--- Material to process Enclosed Below ---

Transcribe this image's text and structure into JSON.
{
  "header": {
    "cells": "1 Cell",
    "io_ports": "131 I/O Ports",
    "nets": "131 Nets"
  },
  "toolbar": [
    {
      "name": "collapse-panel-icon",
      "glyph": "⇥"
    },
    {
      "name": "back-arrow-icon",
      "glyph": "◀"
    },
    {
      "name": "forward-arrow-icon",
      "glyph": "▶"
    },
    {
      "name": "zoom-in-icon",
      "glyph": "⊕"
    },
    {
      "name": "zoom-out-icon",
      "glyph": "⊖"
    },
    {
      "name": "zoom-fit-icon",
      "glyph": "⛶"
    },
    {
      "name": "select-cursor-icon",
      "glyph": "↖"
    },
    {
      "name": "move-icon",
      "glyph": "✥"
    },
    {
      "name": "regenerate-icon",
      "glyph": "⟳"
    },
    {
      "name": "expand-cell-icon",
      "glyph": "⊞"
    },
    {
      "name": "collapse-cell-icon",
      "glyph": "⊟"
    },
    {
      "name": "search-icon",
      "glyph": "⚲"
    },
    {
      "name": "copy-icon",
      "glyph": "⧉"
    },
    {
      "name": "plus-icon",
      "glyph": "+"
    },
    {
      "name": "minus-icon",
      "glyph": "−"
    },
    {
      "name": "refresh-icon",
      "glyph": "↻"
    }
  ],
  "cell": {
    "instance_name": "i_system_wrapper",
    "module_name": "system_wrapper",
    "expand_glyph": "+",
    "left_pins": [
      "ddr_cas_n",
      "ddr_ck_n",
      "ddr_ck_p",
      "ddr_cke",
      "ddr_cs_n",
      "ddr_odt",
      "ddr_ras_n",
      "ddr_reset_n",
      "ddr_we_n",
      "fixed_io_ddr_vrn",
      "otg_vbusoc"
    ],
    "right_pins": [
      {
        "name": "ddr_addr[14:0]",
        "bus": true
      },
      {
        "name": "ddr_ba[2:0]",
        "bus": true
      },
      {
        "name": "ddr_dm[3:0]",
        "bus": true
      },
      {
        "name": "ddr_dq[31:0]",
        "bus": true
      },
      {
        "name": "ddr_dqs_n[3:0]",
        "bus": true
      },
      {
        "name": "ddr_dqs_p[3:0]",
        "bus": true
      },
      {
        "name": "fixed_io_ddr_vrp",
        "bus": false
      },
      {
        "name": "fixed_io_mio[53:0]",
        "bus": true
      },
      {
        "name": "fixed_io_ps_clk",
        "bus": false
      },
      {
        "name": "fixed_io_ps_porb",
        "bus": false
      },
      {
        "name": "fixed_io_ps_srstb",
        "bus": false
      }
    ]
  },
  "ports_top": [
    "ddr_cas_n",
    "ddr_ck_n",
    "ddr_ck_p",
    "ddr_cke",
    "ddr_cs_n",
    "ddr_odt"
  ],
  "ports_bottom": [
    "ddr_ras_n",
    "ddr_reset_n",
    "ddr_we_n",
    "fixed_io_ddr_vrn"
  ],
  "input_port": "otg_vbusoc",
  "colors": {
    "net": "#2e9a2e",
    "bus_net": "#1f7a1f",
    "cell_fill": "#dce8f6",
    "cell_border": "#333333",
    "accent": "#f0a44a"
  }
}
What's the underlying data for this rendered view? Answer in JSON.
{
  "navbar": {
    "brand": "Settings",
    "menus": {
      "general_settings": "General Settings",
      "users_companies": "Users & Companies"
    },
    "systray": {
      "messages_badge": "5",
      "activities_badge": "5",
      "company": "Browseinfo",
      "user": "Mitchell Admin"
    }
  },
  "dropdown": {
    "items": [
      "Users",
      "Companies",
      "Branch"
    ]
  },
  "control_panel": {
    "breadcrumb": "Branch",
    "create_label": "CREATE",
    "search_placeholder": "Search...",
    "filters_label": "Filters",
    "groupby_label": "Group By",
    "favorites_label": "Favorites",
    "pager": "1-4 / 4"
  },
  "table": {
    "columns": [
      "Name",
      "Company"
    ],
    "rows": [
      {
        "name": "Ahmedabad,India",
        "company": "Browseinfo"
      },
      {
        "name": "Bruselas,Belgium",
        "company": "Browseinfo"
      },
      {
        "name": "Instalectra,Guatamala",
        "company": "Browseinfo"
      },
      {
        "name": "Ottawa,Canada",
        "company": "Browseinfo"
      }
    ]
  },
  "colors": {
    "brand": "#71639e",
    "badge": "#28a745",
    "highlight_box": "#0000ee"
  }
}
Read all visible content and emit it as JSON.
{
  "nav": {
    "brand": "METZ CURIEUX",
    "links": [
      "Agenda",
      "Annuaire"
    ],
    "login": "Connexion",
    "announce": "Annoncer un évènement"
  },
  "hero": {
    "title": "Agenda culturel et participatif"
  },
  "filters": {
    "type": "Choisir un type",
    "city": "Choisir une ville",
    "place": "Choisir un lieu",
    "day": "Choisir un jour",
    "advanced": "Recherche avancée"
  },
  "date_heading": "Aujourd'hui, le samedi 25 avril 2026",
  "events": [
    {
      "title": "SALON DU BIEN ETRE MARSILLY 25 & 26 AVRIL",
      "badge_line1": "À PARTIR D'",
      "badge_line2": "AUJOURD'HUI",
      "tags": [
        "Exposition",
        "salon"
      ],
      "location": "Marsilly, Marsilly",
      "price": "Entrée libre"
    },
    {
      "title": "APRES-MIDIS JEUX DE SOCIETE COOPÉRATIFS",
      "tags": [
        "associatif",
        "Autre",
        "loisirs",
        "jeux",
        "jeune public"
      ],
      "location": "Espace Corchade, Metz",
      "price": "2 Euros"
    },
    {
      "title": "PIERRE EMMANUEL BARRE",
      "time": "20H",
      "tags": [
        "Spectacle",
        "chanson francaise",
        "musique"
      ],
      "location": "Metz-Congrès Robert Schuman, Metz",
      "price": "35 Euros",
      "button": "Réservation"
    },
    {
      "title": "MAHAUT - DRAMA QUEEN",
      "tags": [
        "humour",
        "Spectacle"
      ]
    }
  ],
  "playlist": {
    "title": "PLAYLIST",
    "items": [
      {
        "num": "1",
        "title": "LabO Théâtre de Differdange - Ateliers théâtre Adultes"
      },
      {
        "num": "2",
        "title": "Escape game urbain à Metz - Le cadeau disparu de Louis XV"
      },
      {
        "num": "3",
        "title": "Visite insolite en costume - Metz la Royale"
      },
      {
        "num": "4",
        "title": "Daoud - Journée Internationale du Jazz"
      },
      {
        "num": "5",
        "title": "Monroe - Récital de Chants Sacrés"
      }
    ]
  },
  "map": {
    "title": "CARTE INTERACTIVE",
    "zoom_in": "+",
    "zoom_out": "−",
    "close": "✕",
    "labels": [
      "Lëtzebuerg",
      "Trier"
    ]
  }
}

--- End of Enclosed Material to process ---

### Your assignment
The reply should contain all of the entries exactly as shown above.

### Exercise result
Transcribe this image's text and structure into JSON.
{
  "header": {
    "cells": "1 Cell",
    "io_ports": "131 I/O Ports",
    "nets": "131 Nets"
  },
  "toolbar": [
    {
      "name": "collapse-panel-icon",
      "glyph": "⇥"
    },
    {
      "name": "back-arrow-icon",
      "glyph": "◀"
    },
    {
      "name": "forward-arrow-icon",
      "glyph": "▶"
    },
    {
      "name": "zoom-in-icon",
      "glyph": "⊕"
    },
    {
      "name": "zoom-out-icon",
      "glyph": "⊖"
    },
    {
      "name": "zoom-fit-icon",
      "glyph": "⛶"
    },
    {
      "name": "select-cursor-icon",
      "glyph": "↖"
    },
    {
      "name": "move-icon",
      "glyph": "✥"
    },
    {
      "name": "regenerate-icon",
      "glyph": "⟳"
    },
    {
      "name": "expand-cell-icon",
      "glyph": "⊞"
    },
    {
      "name": "collapse-cell-icon",
      "glyph": "⊟"
    },
    {
      "name": "search-icon",
      "glyph": "⚲"
    },
    {
      "name": "copy-icon",
      "glyph": "⧉"
    },
    {
      "name": "plus-icon",
      "glyph": "+"
    },
    {
      "name": "minus-icon",
      "glyph": "−"
    },
    {
      "name": "refresh-icon",
      "glyph": "↻"
    }
  ],
  "cell": {
    "instance_name": "i_system_wrapper",
    "module_name": "system_wrapper",
    "expand_glyph": "+",
    "left_pins": [
      "ddr_cas_n",
      "ddr_ck_n",
      "ddr_ck_p",
      "ddr_cke",
      "ddr_cs_n",
      "ddr_odt",
      "ddr_ras_n",
      "ddr_reset_n",
      "ddr_we_n",
      "fixed_io_ddr_vrn",
      "otg_vbusoc"
    ],
    "right_pins": [
      {
        "name": "ddr_addr[14:0]",
        "bus": true
      },
      {
        "name": "ddr_ba[2:0]",
        "bus": true
      },
      {
        "name": "ddr_dm[3:0]",
        "bus": true
      },
      {
        "name": "ddr_dq[31:0]",
        "bus": true
      },
      {
        "name": "ddr_dqs_n[3:0]",
        "bus": true
      },
      {
        "name": "ddr_dqs_p[3:0]",
        "bus": true
      },
      {
        "name": "fixed_io_ddr_vrp",
        "bus": false
      },
      {
        "name": "fixed_io_mio[53:0]",
        "bus": true
      },
      {
        "name": "fixed_io_ps_clk",
        "bus": false
      },
      {
        "name": "fixed_io_ps_porb",
        "bus": false
      },
      {
        "name": "fixed_io_ps_srstb",
        "bus": false
      }
    ]
  },
  "ports_top": [
    "ddr_cas_n",
    "ddr_ck_n",
    "ddr_ck_p",
    "ddr_cke",
    "ddr_cs_n",
    "ddr_odt"
  ],
  "ports_bottom": [
    "ddr_ras_n",
    "ddr_reset_n",
    "ddr_we_n",
    "fixed_io_ddr_vrn"
  ],
  "input_port": "otg_vbusoc",
  "colors": {
    "net": "#2e9a2e",
    "bus_net": "#1f7a1f",
    "cell_fill": "#dce8f6",
    "cell_border": "#333333",
    "accent": "#f0a44a"
  }
}
What's the underlying data for this rendered view? Answer in JSON.
{
  "navbar": {
    "brand": "Settings",
    "menus": {
      "general_settings": "General Settings",
      "users_companies": "Users & Companies"
    },
    "systray": {
      "messages_badge": "5",
      "activities_badge": "5",
      "company": "Browseinfo",
      "user": "Mitchell Admin"
    }
  },
  "dropdown": {
    "items": [
      "Users",
      "Companies",
      "Branch"
    ]
  },
  "control_panel": {
    "breadcrumb": "Branch",
    "create_label": "CREATE",
    "search_placeholder": "Search...",
    "filters_label": "Filters",
    "groupby_label": "Group By",
    "favorites_label": "Favorites",
    "pager": "1-4 / 4"
  },
  "table": {
    "columns": [
      "Name",
      "Company"
    ],
    "rows": [
      {
        "name": "Ahmedabad,India",
        "company": "Browseinfo"
      },
      {
        "name": "Bruselas,Belgium",
        "company": "Browseinfo"
      },
      {
        "name": "Instalectra,Guatamala",
        "company": "Browseinfo"
      },
      {
        "name": "Ottawa,Canada",
        "company": "Browseinfo"
      }
    ]
  },
  "colors": {
    "brand": "#71639e",
    "badge": "#28a745",
    "highlight_box": "#0000ee"
  }
}
Read all visible content and emit it as JSON.
{
  "nav": {
    "brand": "METZ CURIEUX",
    "links": [
      "Agenda",
      "Annuaire"
    ],
    "login": "Connexion",
    "announce": "Annoncer un évènement"
  },
  "hero": {
    "title": "Agenda culturel et participatif"
  },
  "filters": {
    "type": "Choisir un type",
    "city": "Choisir une ville",
    "place": "Choisir un lieu",
    "day": "Choisir un jour",
    "advanced": "Recherche avancée"
  },
  "date_heading": "Aujourd'hui, le samedi 25 avril 2026",
  "events": [
    {
      "title": "SALON DU BIEN ETRE MARSILLY 25 & 26 AVRIL",
      "badge_line1": "À PARTIR D'",
      "badge_line2": "AUJOURD'HUI",
      "tags": [
        "Exposition",
        "salon"
      ],
      "location": "Marsilly, Marsilly",
      "price": "Entrée libre"
    },
    {
      "title": "APRES-MIDIS JEUX DE SOCIETE COOPÉRATIFS",
      "tags": [
        "associatif",
        "Autre",
        "loisirs",
        "jeux",
        "jeune public"
      ],
      "location": "Espace Corchade, Metz",
      "price": "2 Euros"
    },
    {
      "title": "PIERRE EMMANUEL BARRE",
      "time": "20H",
      "tags": [
        "Spectacle",
        "chanson francaise",
        "musique"
      ],
      "location": "Metz-Congrès Robert Schuman, Metz",
      "price": "35 Euros",
      "button": "Réservation"
    },
    {
      "title": "MAHAUT - DRAMA QUEEN",
      "tags": [
        "humour",
        "Spectacle"
      ]
    }
  ],
  "playlist": {
    "title": "PLAYLIST",
    "items": [
      {
        "num": "1",
        "title": "LabO Théâtre de Differdange - Ateliers théâtre Adultes"
      },
      {
        "num": "2",
        "title": "Escape game urbain à Metz - Le cadeau disparu de Louis XV"
      },
      {
        "num": "3",
        "title": "Visite insolite en costume - Metz la Royale"
      },
      {
        "num": "4",
        "title": "Daoud - Journée Internationale du Jazz"
      },
      {
        "num": "5",
        "title": "Monroe - Récital de Chants Sacrés"
      }
    ]
  },
  "map": {
    "title": "CARTE INTERACTIVE",
    "zoom_in": "+",
    "zoom_out": "−",
    "close": "✕",
    "labels": [
      "Lëtzebuerg",
      "Trier"
    ]
  }
}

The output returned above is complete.